* [TASK PROMPT]
The data must be copied over exactly and in full.

(Entries from a dataset of interfaces)
━━━━━━━━━━━━━━━━━━━━━━━━━━━━━━

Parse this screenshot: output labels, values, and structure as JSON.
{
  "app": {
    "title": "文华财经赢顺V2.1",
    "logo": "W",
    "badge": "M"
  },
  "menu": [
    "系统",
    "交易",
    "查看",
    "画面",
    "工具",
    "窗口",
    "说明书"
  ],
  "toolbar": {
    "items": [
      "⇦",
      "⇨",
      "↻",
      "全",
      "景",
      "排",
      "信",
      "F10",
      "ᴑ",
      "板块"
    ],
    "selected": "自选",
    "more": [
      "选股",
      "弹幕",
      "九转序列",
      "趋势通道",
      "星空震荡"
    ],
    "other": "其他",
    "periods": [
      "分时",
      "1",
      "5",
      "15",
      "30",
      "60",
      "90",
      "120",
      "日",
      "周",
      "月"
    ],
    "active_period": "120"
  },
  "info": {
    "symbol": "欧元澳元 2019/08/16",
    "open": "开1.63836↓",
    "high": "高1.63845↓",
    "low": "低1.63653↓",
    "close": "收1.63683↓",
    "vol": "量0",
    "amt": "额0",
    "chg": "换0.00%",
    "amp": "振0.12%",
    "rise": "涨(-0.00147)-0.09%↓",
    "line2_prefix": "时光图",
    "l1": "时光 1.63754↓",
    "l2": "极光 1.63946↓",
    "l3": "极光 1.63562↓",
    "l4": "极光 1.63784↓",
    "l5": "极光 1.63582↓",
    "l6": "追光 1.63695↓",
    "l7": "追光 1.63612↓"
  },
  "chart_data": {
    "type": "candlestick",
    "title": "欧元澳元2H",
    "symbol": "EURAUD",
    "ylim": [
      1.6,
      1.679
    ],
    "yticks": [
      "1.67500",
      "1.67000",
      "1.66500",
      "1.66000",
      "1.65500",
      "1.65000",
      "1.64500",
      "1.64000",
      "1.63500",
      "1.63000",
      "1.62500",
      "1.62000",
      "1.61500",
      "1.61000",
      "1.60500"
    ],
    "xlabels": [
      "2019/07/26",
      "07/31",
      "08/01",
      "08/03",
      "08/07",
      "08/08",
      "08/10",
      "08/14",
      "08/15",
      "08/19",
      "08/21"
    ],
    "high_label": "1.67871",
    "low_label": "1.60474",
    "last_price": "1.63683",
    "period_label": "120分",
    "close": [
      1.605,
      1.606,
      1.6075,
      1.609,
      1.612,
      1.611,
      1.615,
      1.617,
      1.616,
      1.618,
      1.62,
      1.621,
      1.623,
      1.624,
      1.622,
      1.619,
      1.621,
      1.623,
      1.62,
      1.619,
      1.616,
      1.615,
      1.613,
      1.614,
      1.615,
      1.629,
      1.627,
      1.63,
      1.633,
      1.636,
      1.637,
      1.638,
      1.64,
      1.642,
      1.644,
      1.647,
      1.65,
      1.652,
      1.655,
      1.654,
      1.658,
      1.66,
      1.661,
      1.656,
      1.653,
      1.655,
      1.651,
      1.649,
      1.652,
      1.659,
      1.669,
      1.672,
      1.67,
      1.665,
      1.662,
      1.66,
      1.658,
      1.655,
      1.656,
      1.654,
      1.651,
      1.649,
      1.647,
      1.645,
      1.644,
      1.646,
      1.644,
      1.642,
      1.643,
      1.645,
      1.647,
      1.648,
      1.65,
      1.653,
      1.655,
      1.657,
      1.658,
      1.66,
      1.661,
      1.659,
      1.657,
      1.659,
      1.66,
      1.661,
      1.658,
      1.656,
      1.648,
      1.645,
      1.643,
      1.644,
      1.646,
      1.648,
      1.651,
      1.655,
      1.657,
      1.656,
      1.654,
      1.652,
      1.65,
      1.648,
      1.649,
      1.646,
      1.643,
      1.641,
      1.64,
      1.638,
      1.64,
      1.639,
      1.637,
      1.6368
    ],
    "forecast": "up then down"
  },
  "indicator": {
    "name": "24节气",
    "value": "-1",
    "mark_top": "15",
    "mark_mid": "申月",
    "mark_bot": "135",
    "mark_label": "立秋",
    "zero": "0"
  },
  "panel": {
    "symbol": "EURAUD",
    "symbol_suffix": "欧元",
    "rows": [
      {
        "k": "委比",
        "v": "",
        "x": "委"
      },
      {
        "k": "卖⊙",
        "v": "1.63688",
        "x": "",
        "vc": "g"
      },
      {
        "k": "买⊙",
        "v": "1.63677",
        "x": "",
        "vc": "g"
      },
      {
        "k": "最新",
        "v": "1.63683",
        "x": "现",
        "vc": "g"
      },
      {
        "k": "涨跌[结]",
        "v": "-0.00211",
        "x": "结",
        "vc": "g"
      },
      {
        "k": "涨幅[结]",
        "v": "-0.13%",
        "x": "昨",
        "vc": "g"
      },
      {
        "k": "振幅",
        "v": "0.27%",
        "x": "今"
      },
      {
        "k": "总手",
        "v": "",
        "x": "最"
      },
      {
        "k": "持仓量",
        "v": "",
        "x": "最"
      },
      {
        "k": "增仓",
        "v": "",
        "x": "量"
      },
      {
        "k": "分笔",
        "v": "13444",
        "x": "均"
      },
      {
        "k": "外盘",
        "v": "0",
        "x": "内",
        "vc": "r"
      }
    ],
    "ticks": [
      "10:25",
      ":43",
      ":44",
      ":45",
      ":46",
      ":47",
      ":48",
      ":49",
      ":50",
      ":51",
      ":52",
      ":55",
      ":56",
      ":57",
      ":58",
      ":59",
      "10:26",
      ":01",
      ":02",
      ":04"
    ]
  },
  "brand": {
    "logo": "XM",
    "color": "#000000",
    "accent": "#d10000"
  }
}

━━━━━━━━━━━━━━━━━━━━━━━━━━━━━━

* [SOLUTION]
Parse this screenshot: output labels, values, and structure as JSON.
{
  "app": {
    "title": "文华财经赢顺V2.1",
    "logo": "W",
    "badge": "M"
  },
  "menu": [
    "系统",
    "交易",
    "查看",
    "画面",
    "工具",
    "窗口",
    "说明书"
  ],
  "toolbar": {
    "items": [
      "⇦",
      "⇨",
      "↻",
      "全",
      "景",
      "排",
      "信",
      "F10",
      "ᴑ",
      "板块"
    ],
    "selected": "自选",
    "more": [
      "选股",
      "弹幕",
      "九转序列",
      "趋势通道",
      "星空震荡"
    ],
    "other": "其他",
    "periods": [
      "分时",
      "1",
      "5",
      "15",
      "30",
      "60",
      "90",
      "120",
      "日",
      "周",
      "月"
    ],
    "active_period": "120"
  },
  "info": {
    "symbol": "欧元澳元 2019/08/16",
    "open": "开1.63836↓",
    "high": "高1.63845↓",
    "low": "低1.63653↓",
    "close": "收1.63683↓",
    "vol": "量0",
    "amt": "额0",
    "chg": "换0.00%",
    "amp": "振0.12%",
    "rise": "涨(-0.00147)-0.09%↓",
    "line2_prefix": "时光图",
    "l1": "时光 1.63754↓",
    "l2": "极光 1.63946↓",
    "l3": "极光 1.63562↓",
    "l4": "极光 1.63784↓",
    "l5": "极光 1.63582↓",
    "l6": "追光 1.63695↓",
    "l7": "追光 1.63612↓"
  },
  "chart_data": {
    "type": "candlestick",
    "title": "欧元澳元2H",
    "symbol": "EURAUD",
    "ylim": [
      1.6,
      1.679
    ],
    "yticks": [
      "1.67500",
      "1.67000",
      "1.66500",
      "1.66000",
      "1.65500",
      "1.65000",
      "1.64500",
      "1.64000",
      "1.63500",
      "1.63000",
      "1.62500",
      "1.62000",
      "1.61500",
      "1.61000",
      "1.60500"
    ],
    "xlabels": [
      "2019/07/26",
      "07/31",
      "08/01",
      "08/03",
      "08/07",
      "08/08",
      "08/10",
      "08/14",
      "08/15",
      "08/19",
      "08/21"
    ],
    "high_label": "1.67871",
    "low_label": "1.60474",
    "last_price": "1.63683",
    "period_label": "120分",
    "close": [
      1.605,
      1.606,
      1.6075,
      1.609,
      1.612,
      1.611,
      1.615,
      1.617,
      1.616,
      1.618,
      1.62,
      1.621,
      1.623,
      1.624,
      1.622,
      1.619,
      1.621,
      1.623,
      1.62,
      1.619,
      1.616,
      1.615,
      1.613,
      1.614,
      1.615,
      1.629,
      1.627,
      1.63,
      1.633,
      1.636,
      1.637,
      1.638,
      1.64,
      1.642,
      1.644,
      1.647,
      1.65,
      1.652,
      1.655,
      1.654,
      1.658,
      1.66,
      1.661,
      1.656,
      1.653,
      1.655,
      1.651,
      1.649,
      1.652,
      1.659,
      1.669,
      1.672,
      1.67,
      1.665,
      1.662,
      1.66,
      1.658,
      1.655,
      1.656,
      1.654,
      1.651,
      1.649,
      1.647,
      1.645,
      1.644,
      1.646,
      1.644,
      1.642,
      1.643,
      1.645,
      1.647,
      1.648,
      1.65,
      1.653,
      1.655,
      1.657,
      1.658,
      1.66,
      1.661,
      1.659,
      1.657,
      1.659,
      1.66,
      1.661,
      1.658,
      1.656,
      1.648,
      1.645,
      1.643,
      1.644,
      1.646,
      1.648,
      1.651,
      1.655,
      1.657,
      1.656,
      1.654,
      1.652,
      1.65,
      1.648,
      1.649,
      1.646,
      1.643,
      1.641,
      1.64,
      1.638,
      1.64,
      1.639,
      1.637,
      1.6368
    ],
    "forecast": "up then down"
  },
  "indicator": {
    "name": "24节气",
    "value": "-1",
    "mark_top": "15",
    "mark_mid": "申月",
    "mark_bot": "135",
    "mark_label": "立秋",
    "zero": "0"
  },
  "panel": {
    "symbol": "EURAUD",
    "symbol_suffix": "欧元",
    "rows": [
      {
        "k": "委比",
        "v": "",
        "x": "委"
      },
      {
        "k": "卖⊙",
        "v": "1.63688",
        "x": "",
        "vc": "g"
      },
      {
        "k": "买⊙",
        "v": "1.63677",
        "x": "",
        "vc": "g"
      },
      {
        "k": "最新",
        "v": "1.63683",
        "x": "现",
        "vc": "g"
      },
      {
        "k": "涨跌[结]",
        "v": "-0.00211",
        "x": "结",
        "vc": "g"
      },
      {
        "k": "涨幅[结]",
        "v": "-0.13%",
        "x": "昨",
        "vc": "g"
      },
      {
        "k": "振幅",
        "v": "0.27%",
        "x": "今"
      },
      {
        "k": "总手",
        "v": "",
        "x": "最"
      },
      {
        "k": "持仓量",
        "v": "",
        "x": "最"
      },
      {
        "k": "增仓",
        "v": "",
        "x": "量"
      },
      {
        "k": "分笔",
        "v": "13444",
        "x": "均"
      },
      {
        "k": "外盘",
        "v": "0",
        "x": "内",
        "vc": "r"
      }
    ],
    "ticks": [
      "10:25",
      ":43",
      ":44",
      ":45",
      ":46",
      ":47",
      ":48",
      ":49",
      ":50",
      ":51",
      ":52",
      ":55",
      ":56",
      ":57",
      ":58",
      ":59",
      "10:26",
      ":01",
      ":02",
      ":04"
    ]
  },
  "brand": {
    "logo": "XM",
    "color": "#000000",
    "accent": "#d10000"
  }
}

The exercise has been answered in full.